====== Provided records ======

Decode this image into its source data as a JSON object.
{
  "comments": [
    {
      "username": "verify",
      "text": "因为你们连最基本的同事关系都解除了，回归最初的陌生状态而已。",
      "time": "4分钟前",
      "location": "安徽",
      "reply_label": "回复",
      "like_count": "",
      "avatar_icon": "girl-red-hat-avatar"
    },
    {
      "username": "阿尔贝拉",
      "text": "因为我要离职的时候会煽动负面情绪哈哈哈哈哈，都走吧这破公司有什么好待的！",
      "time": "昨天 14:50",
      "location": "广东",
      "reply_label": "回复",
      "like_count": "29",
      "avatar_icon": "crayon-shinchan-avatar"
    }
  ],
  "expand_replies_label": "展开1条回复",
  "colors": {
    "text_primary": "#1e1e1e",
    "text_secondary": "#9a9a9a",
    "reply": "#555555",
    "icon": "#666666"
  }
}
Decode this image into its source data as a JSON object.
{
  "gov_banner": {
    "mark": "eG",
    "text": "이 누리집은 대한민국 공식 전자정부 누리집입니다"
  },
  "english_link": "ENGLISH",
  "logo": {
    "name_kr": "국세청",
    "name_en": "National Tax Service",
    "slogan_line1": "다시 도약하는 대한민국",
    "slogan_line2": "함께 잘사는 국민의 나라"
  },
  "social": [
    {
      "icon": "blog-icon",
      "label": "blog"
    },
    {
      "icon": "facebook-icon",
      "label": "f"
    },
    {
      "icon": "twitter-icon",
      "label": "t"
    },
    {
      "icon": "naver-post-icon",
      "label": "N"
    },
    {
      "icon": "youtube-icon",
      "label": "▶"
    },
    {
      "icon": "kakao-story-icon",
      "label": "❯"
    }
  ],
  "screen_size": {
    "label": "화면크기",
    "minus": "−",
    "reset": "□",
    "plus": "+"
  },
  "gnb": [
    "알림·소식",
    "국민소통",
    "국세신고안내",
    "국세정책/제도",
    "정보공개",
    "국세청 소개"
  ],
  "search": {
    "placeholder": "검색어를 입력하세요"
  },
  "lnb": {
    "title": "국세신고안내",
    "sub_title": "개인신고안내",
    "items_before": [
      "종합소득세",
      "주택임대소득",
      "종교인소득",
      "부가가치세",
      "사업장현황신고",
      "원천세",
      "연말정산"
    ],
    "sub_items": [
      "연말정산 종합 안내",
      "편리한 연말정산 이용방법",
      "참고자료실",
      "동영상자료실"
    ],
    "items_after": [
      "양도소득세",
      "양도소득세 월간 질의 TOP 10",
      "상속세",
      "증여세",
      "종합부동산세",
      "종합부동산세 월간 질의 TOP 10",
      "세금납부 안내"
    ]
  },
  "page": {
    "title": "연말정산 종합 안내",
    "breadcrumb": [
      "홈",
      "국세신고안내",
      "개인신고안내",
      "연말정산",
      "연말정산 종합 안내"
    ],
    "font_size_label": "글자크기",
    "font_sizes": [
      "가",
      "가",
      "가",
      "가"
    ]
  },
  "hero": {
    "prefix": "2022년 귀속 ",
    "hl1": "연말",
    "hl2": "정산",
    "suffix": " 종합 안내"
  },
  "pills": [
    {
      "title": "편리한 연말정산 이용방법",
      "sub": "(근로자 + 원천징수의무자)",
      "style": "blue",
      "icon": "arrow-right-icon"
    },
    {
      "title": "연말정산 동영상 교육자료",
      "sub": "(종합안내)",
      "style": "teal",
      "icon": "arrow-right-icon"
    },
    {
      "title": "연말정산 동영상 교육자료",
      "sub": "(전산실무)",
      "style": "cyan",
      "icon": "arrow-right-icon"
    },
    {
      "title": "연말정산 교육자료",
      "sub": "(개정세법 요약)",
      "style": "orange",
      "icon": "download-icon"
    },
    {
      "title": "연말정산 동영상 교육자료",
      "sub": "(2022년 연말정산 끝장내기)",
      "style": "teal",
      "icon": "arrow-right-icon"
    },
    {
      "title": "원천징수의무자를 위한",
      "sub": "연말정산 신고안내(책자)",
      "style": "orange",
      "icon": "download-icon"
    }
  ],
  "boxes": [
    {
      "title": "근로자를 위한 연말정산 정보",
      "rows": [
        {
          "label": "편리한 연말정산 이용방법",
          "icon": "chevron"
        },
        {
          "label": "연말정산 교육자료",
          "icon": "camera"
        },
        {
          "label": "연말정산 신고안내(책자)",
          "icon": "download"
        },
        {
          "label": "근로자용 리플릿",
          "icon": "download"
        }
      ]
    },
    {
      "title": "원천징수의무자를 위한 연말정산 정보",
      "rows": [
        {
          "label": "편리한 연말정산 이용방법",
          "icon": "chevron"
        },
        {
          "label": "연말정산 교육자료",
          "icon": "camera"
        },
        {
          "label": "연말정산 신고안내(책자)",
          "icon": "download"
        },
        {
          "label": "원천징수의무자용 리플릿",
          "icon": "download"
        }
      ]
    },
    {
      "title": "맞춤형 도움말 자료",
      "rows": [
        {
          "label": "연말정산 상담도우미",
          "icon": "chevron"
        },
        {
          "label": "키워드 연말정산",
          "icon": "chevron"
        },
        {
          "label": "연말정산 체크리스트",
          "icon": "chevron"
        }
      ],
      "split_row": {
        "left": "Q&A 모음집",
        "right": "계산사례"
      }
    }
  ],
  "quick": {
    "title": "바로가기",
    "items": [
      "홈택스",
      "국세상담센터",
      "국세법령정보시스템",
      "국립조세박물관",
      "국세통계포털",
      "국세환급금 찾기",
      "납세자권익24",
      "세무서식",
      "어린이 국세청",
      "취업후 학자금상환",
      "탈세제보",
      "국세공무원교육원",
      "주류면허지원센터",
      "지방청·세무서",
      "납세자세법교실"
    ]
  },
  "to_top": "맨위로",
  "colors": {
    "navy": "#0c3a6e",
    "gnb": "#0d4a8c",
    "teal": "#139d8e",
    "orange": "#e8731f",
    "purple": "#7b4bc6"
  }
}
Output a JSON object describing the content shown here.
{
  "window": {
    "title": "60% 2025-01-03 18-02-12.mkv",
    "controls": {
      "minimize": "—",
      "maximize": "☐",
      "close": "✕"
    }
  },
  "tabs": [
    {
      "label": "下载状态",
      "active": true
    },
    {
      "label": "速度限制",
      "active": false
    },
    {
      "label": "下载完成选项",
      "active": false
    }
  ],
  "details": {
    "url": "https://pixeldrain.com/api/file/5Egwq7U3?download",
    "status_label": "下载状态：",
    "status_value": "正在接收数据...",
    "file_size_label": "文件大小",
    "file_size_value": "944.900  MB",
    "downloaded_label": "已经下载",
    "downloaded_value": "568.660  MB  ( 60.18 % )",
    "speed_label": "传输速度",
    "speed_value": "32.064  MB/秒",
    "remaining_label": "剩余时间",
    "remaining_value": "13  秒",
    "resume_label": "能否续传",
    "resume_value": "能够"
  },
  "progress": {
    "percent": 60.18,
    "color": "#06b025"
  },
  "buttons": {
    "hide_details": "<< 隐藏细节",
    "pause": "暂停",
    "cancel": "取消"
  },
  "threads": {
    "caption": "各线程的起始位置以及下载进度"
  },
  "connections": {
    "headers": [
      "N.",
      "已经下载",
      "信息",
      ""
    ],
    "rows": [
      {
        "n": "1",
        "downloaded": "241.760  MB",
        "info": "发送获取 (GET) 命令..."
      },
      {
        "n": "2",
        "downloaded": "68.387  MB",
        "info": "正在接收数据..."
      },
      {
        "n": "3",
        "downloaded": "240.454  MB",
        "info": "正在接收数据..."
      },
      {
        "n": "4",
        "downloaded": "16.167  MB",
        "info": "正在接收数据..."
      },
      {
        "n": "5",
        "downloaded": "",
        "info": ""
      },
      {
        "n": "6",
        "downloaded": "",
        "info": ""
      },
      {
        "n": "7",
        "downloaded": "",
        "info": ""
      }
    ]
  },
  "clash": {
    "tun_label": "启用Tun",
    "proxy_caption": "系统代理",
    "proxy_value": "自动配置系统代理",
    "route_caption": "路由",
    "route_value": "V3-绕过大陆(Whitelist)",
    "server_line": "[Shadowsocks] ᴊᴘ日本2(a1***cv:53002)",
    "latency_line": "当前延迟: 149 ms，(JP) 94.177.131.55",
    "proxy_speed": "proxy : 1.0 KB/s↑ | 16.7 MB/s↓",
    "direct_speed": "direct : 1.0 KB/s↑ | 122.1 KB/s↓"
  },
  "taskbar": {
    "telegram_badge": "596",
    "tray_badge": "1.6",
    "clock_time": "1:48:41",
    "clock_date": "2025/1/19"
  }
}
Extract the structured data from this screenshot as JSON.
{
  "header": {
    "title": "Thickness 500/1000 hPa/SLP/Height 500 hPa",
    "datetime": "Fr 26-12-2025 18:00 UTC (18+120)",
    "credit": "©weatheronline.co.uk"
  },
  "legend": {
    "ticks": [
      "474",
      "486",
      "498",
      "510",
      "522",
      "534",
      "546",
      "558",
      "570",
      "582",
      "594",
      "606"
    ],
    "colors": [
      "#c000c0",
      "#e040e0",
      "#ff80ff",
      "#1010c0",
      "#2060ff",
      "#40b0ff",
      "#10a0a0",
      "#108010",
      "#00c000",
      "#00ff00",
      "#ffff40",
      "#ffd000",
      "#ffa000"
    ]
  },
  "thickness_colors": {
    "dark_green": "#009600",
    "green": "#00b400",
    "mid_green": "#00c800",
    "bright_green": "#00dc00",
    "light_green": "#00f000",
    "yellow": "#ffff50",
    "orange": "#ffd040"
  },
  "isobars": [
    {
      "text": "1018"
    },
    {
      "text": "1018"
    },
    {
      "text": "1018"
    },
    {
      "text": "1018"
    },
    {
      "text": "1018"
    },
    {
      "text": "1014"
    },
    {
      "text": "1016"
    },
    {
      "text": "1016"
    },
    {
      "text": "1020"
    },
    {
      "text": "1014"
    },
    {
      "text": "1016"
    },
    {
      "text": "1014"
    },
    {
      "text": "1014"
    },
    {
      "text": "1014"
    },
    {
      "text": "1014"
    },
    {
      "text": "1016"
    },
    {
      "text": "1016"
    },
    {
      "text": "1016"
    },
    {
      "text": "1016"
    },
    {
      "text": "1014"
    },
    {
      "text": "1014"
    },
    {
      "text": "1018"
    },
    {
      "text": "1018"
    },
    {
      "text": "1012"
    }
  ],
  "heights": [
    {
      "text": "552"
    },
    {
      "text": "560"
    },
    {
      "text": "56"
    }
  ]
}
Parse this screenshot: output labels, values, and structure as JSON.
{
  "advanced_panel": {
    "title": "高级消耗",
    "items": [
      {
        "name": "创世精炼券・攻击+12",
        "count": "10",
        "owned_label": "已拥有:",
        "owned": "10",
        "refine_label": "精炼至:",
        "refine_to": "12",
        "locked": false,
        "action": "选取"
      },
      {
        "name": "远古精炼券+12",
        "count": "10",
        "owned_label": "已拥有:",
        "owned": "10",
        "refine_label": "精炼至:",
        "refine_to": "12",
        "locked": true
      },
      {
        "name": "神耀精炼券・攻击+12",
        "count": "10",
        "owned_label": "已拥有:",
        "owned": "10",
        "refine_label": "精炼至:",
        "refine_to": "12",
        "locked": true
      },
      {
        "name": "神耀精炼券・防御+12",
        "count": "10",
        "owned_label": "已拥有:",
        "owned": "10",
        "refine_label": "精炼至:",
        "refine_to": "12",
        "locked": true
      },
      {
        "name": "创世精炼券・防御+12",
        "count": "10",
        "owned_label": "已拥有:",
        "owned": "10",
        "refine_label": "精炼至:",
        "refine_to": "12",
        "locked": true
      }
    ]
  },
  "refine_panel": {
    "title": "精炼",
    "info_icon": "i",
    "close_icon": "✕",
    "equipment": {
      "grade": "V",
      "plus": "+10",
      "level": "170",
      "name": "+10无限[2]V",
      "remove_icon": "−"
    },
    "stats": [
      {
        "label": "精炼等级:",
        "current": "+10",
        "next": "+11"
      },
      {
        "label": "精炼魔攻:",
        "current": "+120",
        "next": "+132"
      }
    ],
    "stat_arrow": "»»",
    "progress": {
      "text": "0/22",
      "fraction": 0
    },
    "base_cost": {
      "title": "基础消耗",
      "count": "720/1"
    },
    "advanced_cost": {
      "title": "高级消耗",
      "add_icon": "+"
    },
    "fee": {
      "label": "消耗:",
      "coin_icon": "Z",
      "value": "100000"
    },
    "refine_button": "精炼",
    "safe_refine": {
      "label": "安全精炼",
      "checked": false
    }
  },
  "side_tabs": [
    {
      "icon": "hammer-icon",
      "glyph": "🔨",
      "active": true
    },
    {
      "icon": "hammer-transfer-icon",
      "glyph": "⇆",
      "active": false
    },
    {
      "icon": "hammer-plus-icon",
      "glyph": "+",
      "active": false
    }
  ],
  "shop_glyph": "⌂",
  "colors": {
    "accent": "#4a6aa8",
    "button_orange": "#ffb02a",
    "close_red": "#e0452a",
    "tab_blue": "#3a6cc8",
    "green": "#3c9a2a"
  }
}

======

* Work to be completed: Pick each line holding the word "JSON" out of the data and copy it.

* Written answer:
Decode this image into its source data as a JSON object.
Decode this image into its source data as a JSON object.
Output a JSON object describing the content shown here.
Extract the structured data from this screenshot as JSON.
Parse this screenshot: output labels, values, and structure as JSON.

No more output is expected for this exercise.